(The input begins)

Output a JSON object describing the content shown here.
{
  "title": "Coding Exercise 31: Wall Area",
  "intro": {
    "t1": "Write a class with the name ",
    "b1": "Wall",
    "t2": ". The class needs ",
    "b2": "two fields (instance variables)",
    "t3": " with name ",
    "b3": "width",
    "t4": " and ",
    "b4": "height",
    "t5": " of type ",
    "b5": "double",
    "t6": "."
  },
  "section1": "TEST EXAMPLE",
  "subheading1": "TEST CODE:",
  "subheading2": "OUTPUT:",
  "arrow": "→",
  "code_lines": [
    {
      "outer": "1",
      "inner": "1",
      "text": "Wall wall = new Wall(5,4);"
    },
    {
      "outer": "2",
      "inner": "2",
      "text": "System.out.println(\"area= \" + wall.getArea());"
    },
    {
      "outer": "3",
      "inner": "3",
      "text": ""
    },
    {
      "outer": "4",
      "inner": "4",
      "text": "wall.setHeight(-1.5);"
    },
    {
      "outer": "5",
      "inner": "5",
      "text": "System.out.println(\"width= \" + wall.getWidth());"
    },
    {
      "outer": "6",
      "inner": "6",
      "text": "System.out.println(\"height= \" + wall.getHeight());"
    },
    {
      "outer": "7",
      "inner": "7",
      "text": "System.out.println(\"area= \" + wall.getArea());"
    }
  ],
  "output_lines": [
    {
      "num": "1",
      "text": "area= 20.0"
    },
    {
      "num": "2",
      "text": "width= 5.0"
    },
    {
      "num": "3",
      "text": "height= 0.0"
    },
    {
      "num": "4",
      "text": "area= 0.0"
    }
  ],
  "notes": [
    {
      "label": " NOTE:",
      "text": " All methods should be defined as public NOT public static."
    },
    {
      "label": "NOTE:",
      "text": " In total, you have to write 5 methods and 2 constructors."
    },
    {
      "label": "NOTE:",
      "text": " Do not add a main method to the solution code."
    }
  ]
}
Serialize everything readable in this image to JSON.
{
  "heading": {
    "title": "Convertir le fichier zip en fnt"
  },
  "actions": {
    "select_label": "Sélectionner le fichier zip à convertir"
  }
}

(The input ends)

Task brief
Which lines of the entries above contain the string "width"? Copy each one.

Solution for this problem
    "b3": "width",
      "text": "System.out.println(\"width= \" + wall.getWidth());"
      "text": "width= 5.0"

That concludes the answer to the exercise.